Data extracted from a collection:

# # # #

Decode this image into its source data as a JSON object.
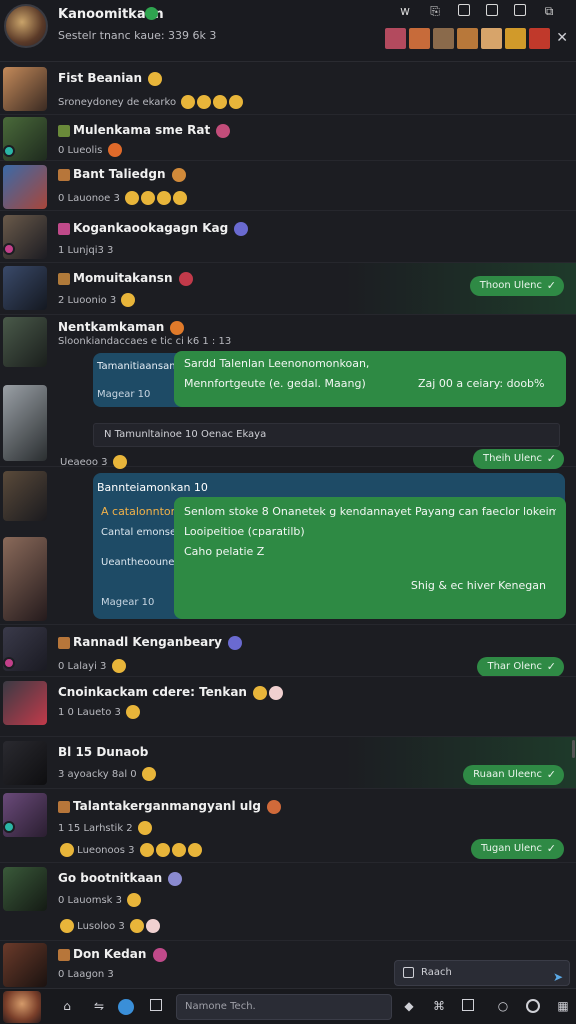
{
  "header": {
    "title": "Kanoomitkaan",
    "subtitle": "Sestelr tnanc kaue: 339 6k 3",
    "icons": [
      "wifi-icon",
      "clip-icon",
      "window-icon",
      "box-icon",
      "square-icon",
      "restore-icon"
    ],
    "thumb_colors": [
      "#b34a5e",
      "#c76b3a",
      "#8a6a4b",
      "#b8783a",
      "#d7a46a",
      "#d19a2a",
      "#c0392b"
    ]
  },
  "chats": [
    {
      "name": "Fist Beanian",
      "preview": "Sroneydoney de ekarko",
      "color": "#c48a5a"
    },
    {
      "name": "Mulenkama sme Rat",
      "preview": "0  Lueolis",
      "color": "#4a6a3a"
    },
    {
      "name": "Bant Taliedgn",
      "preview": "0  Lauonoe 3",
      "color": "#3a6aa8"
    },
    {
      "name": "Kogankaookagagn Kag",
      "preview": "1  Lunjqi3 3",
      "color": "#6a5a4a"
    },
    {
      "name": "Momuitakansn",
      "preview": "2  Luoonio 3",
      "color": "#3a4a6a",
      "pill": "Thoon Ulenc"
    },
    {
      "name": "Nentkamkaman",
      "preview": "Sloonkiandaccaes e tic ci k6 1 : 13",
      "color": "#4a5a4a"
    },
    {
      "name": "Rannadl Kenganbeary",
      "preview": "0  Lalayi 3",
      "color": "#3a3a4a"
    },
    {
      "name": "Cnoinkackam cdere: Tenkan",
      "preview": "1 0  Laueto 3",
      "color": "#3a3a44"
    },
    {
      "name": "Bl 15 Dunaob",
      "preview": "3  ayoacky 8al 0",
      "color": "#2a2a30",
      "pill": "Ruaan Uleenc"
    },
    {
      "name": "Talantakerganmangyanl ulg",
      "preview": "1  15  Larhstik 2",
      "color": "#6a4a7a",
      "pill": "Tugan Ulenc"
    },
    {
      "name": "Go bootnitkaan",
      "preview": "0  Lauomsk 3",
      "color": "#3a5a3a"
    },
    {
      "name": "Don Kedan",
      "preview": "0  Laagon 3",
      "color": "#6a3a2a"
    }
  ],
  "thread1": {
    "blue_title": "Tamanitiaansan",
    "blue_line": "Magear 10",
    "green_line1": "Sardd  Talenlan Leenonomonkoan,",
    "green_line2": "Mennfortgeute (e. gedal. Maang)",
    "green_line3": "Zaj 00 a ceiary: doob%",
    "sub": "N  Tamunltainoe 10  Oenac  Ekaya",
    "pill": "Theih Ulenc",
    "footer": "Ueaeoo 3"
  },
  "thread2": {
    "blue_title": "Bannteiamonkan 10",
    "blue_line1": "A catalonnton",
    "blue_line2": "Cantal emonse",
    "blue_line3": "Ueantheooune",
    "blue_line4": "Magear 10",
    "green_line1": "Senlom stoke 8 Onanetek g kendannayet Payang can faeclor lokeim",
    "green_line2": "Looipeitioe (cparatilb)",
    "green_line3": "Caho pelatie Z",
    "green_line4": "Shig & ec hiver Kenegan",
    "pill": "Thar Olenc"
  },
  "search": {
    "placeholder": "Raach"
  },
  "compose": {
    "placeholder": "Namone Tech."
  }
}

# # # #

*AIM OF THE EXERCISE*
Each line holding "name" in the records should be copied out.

*PROBLEM SOLUTION*
      "name": "Fist Beanian",
      "name": "Mulenkama sme Rat",
      "name": "Bant Taliedgn",
      "name": "Kogankaookagagn Kag",
      "name": "Momuitakansn",
      "name": "Nentkamkaman",
      "name": "Rannadl Kenganbeary",
      "name": "Cnoinkackam cdere: Tenkan",
      "name": "Bl 15 Dunaob",
      "name": "Talantakerganmangyanl ulg",
      "name": "Go bootnitkaan",
      "name": "Don Kedan",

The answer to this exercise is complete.